Data about app and page elements:
════════════════════

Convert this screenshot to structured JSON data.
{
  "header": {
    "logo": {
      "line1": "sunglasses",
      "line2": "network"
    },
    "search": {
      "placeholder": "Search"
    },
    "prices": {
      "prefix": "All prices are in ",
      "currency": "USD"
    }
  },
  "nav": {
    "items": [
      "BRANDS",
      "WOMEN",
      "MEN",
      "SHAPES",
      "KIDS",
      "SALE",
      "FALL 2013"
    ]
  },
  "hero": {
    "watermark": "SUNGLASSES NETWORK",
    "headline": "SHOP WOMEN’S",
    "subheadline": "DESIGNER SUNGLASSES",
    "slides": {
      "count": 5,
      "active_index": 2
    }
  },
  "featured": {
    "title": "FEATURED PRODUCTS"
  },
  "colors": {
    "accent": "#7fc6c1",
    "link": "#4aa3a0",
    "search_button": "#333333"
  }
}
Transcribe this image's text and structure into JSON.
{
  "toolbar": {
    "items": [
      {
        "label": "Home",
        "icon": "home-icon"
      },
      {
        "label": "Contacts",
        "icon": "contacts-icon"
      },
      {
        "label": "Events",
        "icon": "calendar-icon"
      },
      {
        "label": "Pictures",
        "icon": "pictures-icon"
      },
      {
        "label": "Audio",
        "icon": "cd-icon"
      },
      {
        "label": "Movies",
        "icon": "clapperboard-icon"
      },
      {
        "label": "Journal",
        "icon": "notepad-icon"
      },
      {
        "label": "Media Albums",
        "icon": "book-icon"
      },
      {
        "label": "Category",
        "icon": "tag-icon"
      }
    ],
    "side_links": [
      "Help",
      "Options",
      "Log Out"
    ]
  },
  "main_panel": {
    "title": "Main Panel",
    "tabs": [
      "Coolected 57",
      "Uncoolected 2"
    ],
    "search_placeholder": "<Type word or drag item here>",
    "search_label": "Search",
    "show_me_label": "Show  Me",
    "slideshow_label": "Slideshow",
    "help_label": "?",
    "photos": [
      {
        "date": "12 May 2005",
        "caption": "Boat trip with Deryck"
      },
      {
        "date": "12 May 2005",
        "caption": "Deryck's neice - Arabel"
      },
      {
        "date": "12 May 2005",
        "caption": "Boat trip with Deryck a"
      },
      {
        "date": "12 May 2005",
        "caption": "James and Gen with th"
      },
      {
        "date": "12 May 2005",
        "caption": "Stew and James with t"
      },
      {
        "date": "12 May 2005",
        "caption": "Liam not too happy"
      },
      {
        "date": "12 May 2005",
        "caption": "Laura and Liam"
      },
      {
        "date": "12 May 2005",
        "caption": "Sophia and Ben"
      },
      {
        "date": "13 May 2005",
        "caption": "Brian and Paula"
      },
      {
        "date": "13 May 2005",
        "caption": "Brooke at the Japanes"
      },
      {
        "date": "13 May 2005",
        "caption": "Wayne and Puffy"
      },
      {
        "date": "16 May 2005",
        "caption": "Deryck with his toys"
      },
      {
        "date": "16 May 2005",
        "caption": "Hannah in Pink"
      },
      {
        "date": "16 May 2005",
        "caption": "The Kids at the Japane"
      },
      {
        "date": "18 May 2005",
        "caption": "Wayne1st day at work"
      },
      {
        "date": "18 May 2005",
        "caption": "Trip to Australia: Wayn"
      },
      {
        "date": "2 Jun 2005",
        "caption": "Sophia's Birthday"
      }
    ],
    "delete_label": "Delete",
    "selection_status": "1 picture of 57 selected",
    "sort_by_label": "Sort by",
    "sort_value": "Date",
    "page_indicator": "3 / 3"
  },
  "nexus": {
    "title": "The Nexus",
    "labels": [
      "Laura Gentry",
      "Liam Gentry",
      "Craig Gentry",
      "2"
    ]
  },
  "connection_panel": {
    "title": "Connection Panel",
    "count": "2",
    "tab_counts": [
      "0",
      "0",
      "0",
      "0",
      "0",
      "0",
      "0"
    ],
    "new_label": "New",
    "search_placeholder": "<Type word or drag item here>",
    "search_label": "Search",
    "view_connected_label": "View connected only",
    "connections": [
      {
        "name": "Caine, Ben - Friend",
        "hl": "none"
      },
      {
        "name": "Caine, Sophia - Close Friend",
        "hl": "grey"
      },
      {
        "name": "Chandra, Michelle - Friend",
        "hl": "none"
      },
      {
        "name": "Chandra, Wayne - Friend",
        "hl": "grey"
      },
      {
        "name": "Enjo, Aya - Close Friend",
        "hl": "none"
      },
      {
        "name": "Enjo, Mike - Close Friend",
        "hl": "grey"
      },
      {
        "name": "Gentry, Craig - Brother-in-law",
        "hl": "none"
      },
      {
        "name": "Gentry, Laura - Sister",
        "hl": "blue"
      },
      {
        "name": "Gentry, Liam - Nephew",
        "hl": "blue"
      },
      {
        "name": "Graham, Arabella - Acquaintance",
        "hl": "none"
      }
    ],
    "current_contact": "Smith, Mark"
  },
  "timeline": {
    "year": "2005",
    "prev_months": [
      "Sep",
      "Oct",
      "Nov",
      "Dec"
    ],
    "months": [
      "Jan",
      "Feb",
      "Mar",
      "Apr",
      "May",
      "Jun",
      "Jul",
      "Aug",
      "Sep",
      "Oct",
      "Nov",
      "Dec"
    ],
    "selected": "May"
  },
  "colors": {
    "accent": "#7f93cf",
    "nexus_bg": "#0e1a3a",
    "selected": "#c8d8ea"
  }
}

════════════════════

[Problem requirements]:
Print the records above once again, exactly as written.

[Answer to this exercise]:
Convert this screenshot to structured JSON data.
{
  "header": {
    "logo": {
      "line1": "sunglasses",
      "line2": "network"
    },
    "search": {
      "placeholder": "Search"
    },
    "prices": {
      "prefix": "All prices are in ",
      "currency": "USD"
    }
  },
  "nav": {
    "items": [
      "BRANDS",
      "WOMEN",
      "MEN",
      "SHAPES",
      "KIDS",
      "SALE",
      "FALL 2013"
    ]
  },
  "hero": {
    "watermark": "SUNGLASSES NETWORK",
    "headline": "SHOP WOMEN’S",
    "subheadline": "DESIGNER SUNGLASSES",
    "slides": {
      "count": 5,
      "active_index": 2
    }
  },
  "featured": {
    "title": "FEATURED PRODUCTS"
  },
  "colors": {
    "accent": "#7fc6c1",
    "link": "#4aa3a0",
    "search_button": "#333333"
  }
}
Transcribe this image's text and structure into JSON.
{
  "toolbar": {
    "items": [
      {
        "label": "Home",
        "icon": "home-icon"
      },
      {
        "label": "Contacts",
        "icon": "contacts-icon"
      },
      {
        "label": "Events",
        "icon": "calendar-icon"
      },
      {
        "label": "Pictures",
        "icon": "pictures-icon"
      },
      {
        "label": "Audio",
        "icon": "cd-icon"
      },
      {
        "label": "Movies",
        "icon": "clapperboard-icon"
      },
      {
        "label": "Journal",
        "icon": "notepad-icon"
      },
      {
        "label": "Media Albums",
        "icon": "book-icon"
      },
      {
        "label": "Category",
        "icon": "tag-icon"
      }
    ],
    "side_links": [
      "Help",
      "Options",
      "Log Out"
    ]
  },
  "main_panel": {
    "title": "Main Panel",
    "tabs": [
      "Coolected 57",
      "Uncoolected 2"
    ],
    "search_placeholder": "<Type word or drag item here>",
    "search_label": "Search",
    "show_me_label": "Show  Me",
    "slideshow_label": "Slideshow",
    "help_label": "?",
    "photos": [
      {
        "date": "12 May 2005",
        "caption": "Boat trip with Deryck"
      },
      {
        "date": "12 May 2005",
        "caption": "Deryck's neice - Arabel"
      },
      {
        "date": "12 May 2005",
        "caption": "Boat trip with Deryck a"
      },
      {
        "date": "12 May 2005",
        "caption": "James and Gen with th"
      },
      {
        "date": "12 May 2005",
        "caption": "Stew and James with t"
      },
      {
        "date": "12 May 2005",
        "caption": "Liam not too happy"
      },
      {
        "date": "12 May 2005",
        "caption": "Laura and Liam"
      },
      {
        "date": "12 May 2005",
        "caption": "Sophia and Ben"
      },
      {
        "date": "13 May 2005",
        "caption": "Brian and Paula"
      },
      {
        "date": "13 May 2005",
        "caption": "Brooke at the Japanes"
      },
      {
        "date": "13 May 2005",
        "caption": "Wayne and Puffy"
      },
      {
        "date": "16 May 2005",
        "caption": "Deryck with his toys"
      },
      {
        "date": "16 May 2005",
        "caption": "Hannah in Pink"
      },
      {
        "date": "16 May 2005",
        "caption": "The Kids at the Japane"
      },
      {
        "date": "18 May 2005",
        "caption": "Wayne1st day at work"
      },
      {
        "date": "18 May 2005",
        "caption": "Trip to Australia: Wayn"
      },
      {
        "date": "2 Jun 2005",
        "caption": "Sophia's Birthday"
      }
    ],
    "delete_label": "Delete",
    "selection_status": "1 picture of 57 selected",
    "sort_by_label": "Sort by",
    "sort_value": "Date",
    "page_indicator": "3 / 3"
  },
  "nexus": {
    "title": "The Nexus",
    "labels": [
      "Laura Gentry",
      "Liam Gentry",
      "Craig Gentry",
      "2"
    ]
  },
  "connection_panel": {
    "title": "Connection Panel",
    "count": "2",
    "tab_counts": [
      "0",
      "0",
      "0",
      "0",
      "0",
      "0",
      "0"
    ],
    "new_label": "New",
    "search_placeholder": "<Type word or drag item here>",
    "search_label": "Search",
    "view_connected_label": "View connected only",
    "connections": [
      {
        "name": "Caine, Ben - Friend",
        "hl": "none"
      },
      {
        "name": "Caine, Sophia - Close Friend",
        "hl": "grey"
      },
      {
        "name": "Chandra, Michelle - Friend",
        "hl": "none"
      },
      {
        "name": "Chandra, Wayne - Friend",
        "hl": "grey"
      },
      {
        "name": "Enjo, Aya - Close Friend",
        "hl": "none"
      },
      {
        "name": "Enjo, Mike - Close Friend",
        "hl": "grey"
      },
      {
        "name": "Gentry, Craig - Brother-in-law",
        "hl": "none"
      },
      {
        "name": "Gentry, Laura - Sister",
        "hl": "blue"
      },
      {
        "name": "Gentry, Liam - Nephew",
        "hl": "blue"
      },
      {
        "name": "Graham, Arabella - Acquaintance",
        "hl": "none"
      }
    ],
    "current_contact": "Smith, Mark"
  },
  "timeline": {
    "year": "2005",
    "prev_months": [
      "Sep",
      "Oct",
      "Nov",
      "Dec"
    ],
    "months": [
      "Jan",
      "Feb",
      "Mar",
      "Apr",
      "May",
      "Jun",
      "Jul",
      "Aug",
      "Sep",
      "Oct",
      "Nov",
      "Dec"
    ],
    "selected": "May"
  },
  "colors": {
    "accent": "#7f93cf",
    "nexus_bg": "#0e1a3a",
    "selected": "#c8d8ea"
  }
}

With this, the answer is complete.